TAMPA — T.J. Ward stretched his legs and chatted with defensive coordinator Mike Smith before his first practice with the Bucs. He had only three hours of sleep, and after signing a one-year, $5 million contract Monday morning he pulled on his familiar No. 43 jersey that had been given up by running back Peyton Barber.
At 10:55 a.m., temperatures already were in the mid 80s and climbing with humidity he certainly didn't experience the past three seasons in Denver.
While Ward may have given up the high altitude of the Rocky Mountains, he brought some attitude.
"T.J. told me, he said, 'Dad, my goal is to be first team All-Pro,' " said Ward's father, Terrell, who spent parts of two seasons at defensive back with the Eagles. " 'That's my goal. I want to be All-Pro with all the teams I've been with.' His motivation is way up there. I said, 'So, if you do that, you guys are going to win a (championship) because you got some good players around you.' "
Ward still was disappointed about the way the Broncos said goodbye to the leader of the No Fly Zone. He had one year remaining with Denver and had missed all four preseason games nursing a hamstring strain.
Rumors started flying a week ago that the Broncos were trying to find a trading partner before the club decided Friday to release the three-time Pro Bowl safety. Cutting loose a player who starred in Super Bowl 50 one week before the regular season opener did not sit well with Ward or many of his Broncos teammates.
"You know, it's unfortunate the way they handled that situation," Ward said Monday. "They got to live with it. I got to live with it and we'll see what happens, but I'm going to make sure I land on my feet. That's just me. And whatever happens to them, happens to them. That's on them.
"I mean you could've let me know what's going on. You had a full offseason. I know it's a business, but when you have good employees, you're supposed to treat your employees a certain way. I think they just handled it completely unprofessional.

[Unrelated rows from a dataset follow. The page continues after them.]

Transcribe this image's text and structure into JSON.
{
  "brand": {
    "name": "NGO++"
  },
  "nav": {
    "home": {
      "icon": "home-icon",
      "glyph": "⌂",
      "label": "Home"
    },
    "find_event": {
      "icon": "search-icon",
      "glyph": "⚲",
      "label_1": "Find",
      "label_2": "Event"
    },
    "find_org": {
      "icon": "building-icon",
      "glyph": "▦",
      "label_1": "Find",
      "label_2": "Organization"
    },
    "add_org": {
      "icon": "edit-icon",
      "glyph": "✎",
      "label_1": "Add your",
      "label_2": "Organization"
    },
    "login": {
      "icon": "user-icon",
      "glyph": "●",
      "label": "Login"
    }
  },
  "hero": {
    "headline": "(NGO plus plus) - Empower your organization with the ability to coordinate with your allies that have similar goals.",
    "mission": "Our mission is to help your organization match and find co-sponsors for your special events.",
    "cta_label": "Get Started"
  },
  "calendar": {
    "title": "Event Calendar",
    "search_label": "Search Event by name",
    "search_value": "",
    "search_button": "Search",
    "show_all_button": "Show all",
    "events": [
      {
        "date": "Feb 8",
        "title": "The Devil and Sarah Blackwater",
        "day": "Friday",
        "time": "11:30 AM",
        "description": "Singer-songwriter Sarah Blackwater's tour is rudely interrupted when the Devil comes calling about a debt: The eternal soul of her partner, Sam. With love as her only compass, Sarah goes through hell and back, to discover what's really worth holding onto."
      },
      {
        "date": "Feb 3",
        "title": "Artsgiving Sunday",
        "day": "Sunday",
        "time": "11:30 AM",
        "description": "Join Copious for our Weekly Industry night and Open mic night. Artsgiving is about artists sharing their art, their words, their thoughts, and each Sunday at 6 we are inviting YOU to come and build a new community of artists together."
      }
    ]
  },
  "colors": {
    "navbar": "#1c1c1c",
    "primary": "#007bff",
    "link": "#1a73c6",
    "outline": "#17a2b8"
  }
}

That's just how I feel."
Ward, 30, will now have a chance to line up against his brother, Terron, who is a running back with the Falcons. Ward will replace either Chris Conte or Keith Tandy in the Bucs lineup and start for them as early as Sunday's opener at Miami.
"I'm getting ready for Week 1 against the Miami Dolphins as a Tampa Bay Buccaneer. That's where my mind is at,'' he said. "I'm going to do everything possible to help this team win starting now. Since I put my name on that paper, that's all that matters professionally and football-wise.
Ward is used to overcoming adversity. At De La Salle High School in Concord, Calif., he waited his turn to become a starter as a senior only to see his season cut short by a torn patellar injury, and he decided to walk on at Oregon.
The Browns drafted Ward in the second round in 2010, and in his fourth season he made his first Pro Bowl. But they didn't make re-signing him as a free agent a priority, and he wound up leading the Broncos defense to a win in Super Bowl 50 over the Panthers.
Ward's Broncos teammates voiced strong opinions about it. Outside of the Denver front office, people believe the Bucs were kissed by good fortune. Former Broncos defensive coordinator Wade Phillips tweeted, "TB got a great player and leader-one of the very best I've ever had the privilege to coach good luck Terrell Ray (T.J.)"
Herm Edwards, a teammate of Ward's dad in Philadelphia in 1980, loved the signing. "Good get for Tampa," he said. "He's a box player. Tough. He will set the tempo and is a good team guy."
Ward reportedly had a half-dozen teams interested in signing him but chose Tampa Bay because of the composition of their locker room and quarterback Jameis Winston.
"I feel like Tampa had the best locker room with the players they have. It seemed like they had a good mix of vets and young players and guys hungry to win," Ward said. "Of course, Jameis and his leadership and his ability on the field. Playing against him last year really impressed me.
Winston had one of his worst games against the Broncos, going 17-of-35 passing for 179 yards and two interceptions.
"He kept his team fired up the whole game," Ward said. "He made plays when we thought we were off the field. He was a young player last year, we were one of the best defenses against the pass. Sometimes you see quarterbacks tank if the game is over or if it's not going your way, but he kept that energy the whole game."
Ward said he watched episodes of Hard Knocks: Training camp with the Tampa Bay Buccaneers, and got a feel for the players.
"I saw a little bit. Just a little bit about a couple players with Hard Knocks," Ward said. "I can't say it didn't (have an influence). It just exposed the team a little bit more. I definitely subconsciously, if not consciously, saw something I liked."